Salman Khan’s free math and science videos have moved from YouTube to classrooms, reports the New York Times, which looks at a San Jose charter school that’s using Khan’s lessons — and student-tracking software to teach ninth-grade math to students at very different levels.

(Teacher Jesse Roe) can see that a girl sitting against the wall is zipping through geometry exercises; that a boy with long curls over his eyes is stuck on a lesson on long equations; and that another boy in the front row is getting a handle on probability.

Each student’s math journey shows up instantly on the laptop Mr. Roe carries as he wanders the room. He stops at each desk, cajoles, offers tips, reassures.

The Khan-enabled classroom makes it possible to target instruction to each student’s level, while mapping each student’s math comprehension for the teacher. While some see Khan’s mini-lectures as too “sage on the stage,” the net effect is to turn the teacher into a “guide on the side.”

Diane Tavenner, chief of the Summit chain of four charter schools, turned to Khan to teach the fundamentals after small-group problem-solving proved slow and unreliable.

Khan Academy remains free, thanks to foundation support.

The interesting thing about Khan’s model is that Khan himself is so good at teaching. The guy has a real talent for teaching math.

I wonder.

Khan’s love of math is obvious and comes through clearly. It’s also implied strongly in the large number of lectures on math relative to many other subjects. But a real talent for teaching math?

If you’re enthusiastic about the subject and limited to ten minute, or thereabouts, chunks of time how tough is it to be effective?

I’ve done a bunch of Khan Academy lectures and I’m not so sure Sal Khan’s a great teacher, in the vein of say, Marva Collins or Jaime Escalante, as he is the lucky recipient of an advantage those teachers never enjoyed – Youtube.

The economics of instruction requires lectures to be rather longer then ten minutes it being an unjustifiable expense to have the lecturer show up in person for only ten minutes. Sal Khan isn’t saddled by that requirement. He can “umm” and “so you see” quite a bit and still not lose the listeners interest because there’s not that much to sit through. Alternatively, if he’s knocked out a real snorer he can just record a replacement using the previous lecture as a guide to what not to do in its replacement.

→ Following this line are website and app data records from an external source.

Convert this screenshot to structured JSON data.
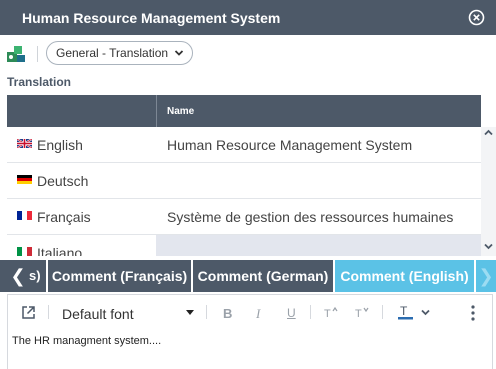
{
  "window": {
    "title": "Human Resource Management System"
  },
  "toolbar": {
    "view_selector": "General - Translation"
  },
  "translation": {
    "section_label": "Translation",
    "header_name": "Name",
    "rows": [
      {
        "flag": "uk-flag-icon",
        "language": "English",
        "value": "Human Resource Management System"
      },
      {
        "flag": "germany-flag-icon",
        "language": "Deutsch",
        "value": ""
      },
      {
        "flag": "france-flag-icon",
        "language": "Français",
        "value": "Système de gestion des ressources humaines"
      },
      {
        "flag": "italy-flag-icon",
        "language": "Italiano",
        "value": ""
      }
    ]
  },
  "tabs": {
    "partial_label": "s)",
    "items": [
      {
        "label": "Comment (Français)",
        "active": false
      },
      {
        "label": "Comment (German)",
        "active": false
      },
      {
        "label": "Comment (English)",
        "active": true
      }
    ]
  },
  "editor": {
    "font": "Default font",
    "buttons": [
      "B",
      "I",
      "U"
    ],
    "content": "The HR managment system...."
  },
  "colors": {
    "header": "#4d5968",
    "active_tab": "#5bc2e6",
    "blank_cell": "#e3e6ee"
  }
}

What’s under-appreciated is the test/tracking software which adds a significant component to the perceived value of Khan Academy. That may, in fact, be more important then the lectures since by giving context to the lectures in a graphic representation of progress through the “learning space” allows for the perception of progress. That’s no small thing since the feedback to the learner is part of what impels further learning.

Anyhow, I expect a lot more such announcements since the advantage to everyone – students, teachers, administrators, school operators – is so obvious.

I know some kids who’ve had wonderful experience with the Kahn and teacher-in-the classroom combination. Instead of replacing a good teacher, it lets a good teacher work more effectively.